When Brad and I moved to Tokyo in 2008, all I could do to keep from curling up in a ball of homesickness was to look for things about Japan that reminded me of my Midwestern home. Let me just say that finding similarities between Minnesota and Japan is not an easy task. Sometimes I would find ways of preparing food that reminded me of home. Occasionally I would see a sign for Minnetonka Moccasins that would make me feel like I still had a connection to my home state in the midst of the strange new surroundings in which I now found myself.
I had an inkling moving to Japan might be difficult in the beginning. It was half way across the globe, after all. What I didn’t expect was having similar feelings after moving to Denver, Colorado. Reverse culture shock didn’t hit right away. We were so busy moving and taking care of our then 6 month old son. But when it did hit, the shock was strong. And it is still lingering. I find myself searching for anything that comes even remotely close to our life in Tokyo. Typically this means trying to find the perfect bowl of ramen, the best sushi, and perfectly a Japanese curry recips. This is easier said than done because, in the case of food, Japan always does it best.
What does all of this have to do with a fennel and blood orange salad? Nothing at all. Except that when I made this salad all I was doing was thinking of life in Japan. That previous life consumed my thoughts for an entire day.

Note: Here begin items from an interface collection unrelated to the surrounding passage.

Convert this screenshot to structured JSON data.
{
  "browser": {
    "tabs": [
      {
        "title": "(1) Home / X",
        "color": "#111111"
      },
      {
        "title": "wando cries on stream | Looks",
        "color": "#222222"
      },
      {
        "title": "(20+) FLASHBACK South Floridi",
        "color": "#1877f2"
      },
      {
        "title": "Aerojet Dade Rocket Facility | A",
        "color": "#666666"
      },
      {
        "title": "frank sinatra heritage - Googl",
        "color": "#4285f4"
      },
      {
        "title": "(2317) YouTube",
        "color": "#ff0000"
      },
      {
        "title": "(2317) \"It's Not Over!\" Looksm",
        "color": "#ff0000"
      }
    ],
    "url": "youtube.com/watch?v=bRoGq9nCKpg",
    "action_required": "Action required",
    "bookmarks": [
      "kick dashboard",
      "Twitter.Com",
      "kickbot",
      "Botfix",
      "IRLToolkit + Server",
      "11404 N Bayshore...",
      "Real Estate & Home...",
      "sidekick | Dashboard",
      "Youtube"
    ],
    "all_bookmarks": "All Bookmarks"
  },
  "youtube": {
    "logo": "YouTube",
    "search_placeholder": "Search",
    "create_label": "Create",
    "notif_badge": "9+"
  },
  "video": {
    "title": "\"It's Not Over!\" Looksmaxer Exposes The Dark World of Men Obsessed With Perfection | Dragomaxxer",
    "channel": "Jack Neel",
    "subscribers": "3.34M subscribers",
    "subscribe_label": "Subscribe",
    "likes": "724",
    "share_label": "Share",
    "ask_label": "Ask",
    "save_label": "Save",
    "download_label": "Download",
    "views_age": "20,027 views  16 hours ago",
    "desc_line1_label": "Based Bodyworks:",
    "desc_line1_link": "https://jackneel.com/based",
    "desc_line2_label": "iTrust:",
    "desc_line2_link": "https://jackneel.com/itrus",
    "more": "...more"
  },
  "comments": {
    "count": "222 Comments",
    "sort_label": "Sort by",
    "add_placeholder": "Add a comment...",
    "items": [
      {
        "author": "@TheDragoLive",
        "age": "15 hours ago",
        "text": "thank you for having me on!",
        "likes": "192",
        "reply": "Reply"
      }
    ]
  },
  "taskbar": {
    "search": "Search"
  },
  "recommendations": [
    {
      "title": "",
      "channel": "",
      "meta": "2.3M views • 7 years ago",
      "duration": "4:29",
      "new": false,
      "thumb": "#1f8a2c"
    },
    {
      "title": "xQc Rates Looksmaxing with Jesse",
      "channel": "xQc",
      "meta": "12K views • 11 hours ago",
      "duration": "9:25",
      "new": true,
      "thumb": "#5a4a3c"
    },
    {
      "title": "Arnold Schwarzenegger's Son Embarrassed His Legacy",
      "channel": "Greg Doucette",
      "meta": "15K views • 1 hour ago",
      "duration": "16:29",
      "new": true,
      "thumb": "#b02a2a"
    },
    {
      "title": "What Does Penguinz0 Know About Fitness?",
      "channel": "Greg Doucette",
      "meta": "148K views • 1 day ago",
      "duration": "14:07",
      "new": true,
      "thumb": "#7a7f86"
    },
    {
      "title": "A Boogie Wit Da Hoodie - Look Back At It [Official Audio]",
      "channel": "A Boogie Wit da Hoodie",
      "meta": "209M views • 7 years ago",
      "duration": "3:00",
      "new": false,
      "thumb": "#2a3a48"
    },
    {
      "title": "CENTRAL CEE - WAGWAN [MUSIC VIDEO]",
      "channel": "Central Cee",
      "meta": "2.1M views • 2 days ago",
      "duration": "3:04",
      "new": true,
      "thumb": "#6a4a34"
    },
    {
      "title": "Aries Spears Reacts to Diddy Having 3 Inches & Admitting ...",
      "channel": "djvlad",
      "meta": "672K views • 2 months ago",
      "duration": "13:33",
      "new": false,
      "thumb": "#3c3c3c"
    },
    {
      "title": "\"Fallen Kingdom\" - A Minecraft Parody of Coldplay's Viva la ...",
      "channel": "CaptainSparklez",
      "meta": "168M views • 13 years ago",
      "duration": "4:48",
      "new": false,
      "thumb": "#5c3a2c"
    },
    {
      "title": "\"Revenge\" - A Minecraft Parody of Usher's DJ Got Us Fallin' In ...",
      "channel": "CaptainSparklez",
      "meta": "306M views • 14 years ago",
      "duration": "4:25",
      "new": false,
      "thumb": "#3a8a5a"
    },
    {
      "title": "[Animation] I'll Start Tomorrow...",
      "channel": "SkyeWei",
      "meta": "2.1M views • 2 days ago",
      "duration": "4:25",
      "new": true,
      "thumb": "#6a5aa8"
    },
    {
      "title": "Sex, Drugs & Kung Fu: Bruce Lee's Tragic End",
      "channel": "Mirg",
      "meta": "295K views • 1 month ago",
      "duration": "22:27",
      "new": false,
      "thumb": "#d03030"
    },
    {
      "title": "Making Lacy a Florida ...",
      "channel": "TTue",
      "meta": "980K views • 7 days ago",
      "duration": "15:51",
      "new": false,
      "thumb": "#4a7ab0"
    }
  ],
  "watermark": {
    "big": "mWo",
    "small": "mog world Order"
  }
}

That’s the way it goes, I guess.
Back when Brad and I first started dating, I had less than zero interest in anything football related. It all seemed the same to me: run a little, crash into each other, fall down, do it again. Still, because I loved him so much, I gave in and watched a game with my boyfriend. We were sitting on the sofa in the house he shared with several other college boys. I stretched out just as the game began. Five minutes later I was sound asleep. And I stayed asleep for the entire game.
These days I’m a least slightly more interested. Between watching a 2 year old cheering for Peyton Manning and the excuse to make delicious snack foods I can remain entertained. I’ve realized during this football season that has been so amazing for the Denver Broncos that I enjoy watching others enjoy the game more than the actual event itself. I guess that’s the beauty of sports. In a time when we are distracted by smart phones, computer screens, video games and more, anything that brings people together to spend time cheering, laughing and eating together is worth it.
I’ve been traveling for the last week and a half, so I’m looking to keep this weekend as simple as possible. This white chili skillet dip is perfect if you have last minute guests coming over to watch the game or if you just want something that doesn’t take tons of time but brings the classic flavors people expect during the big game. What I love about this appetizer is that it’s a little more elegant than the typical cheesy chili dip with tortilla chips. Serving it in a classic cast iron skillet lends a nice touch.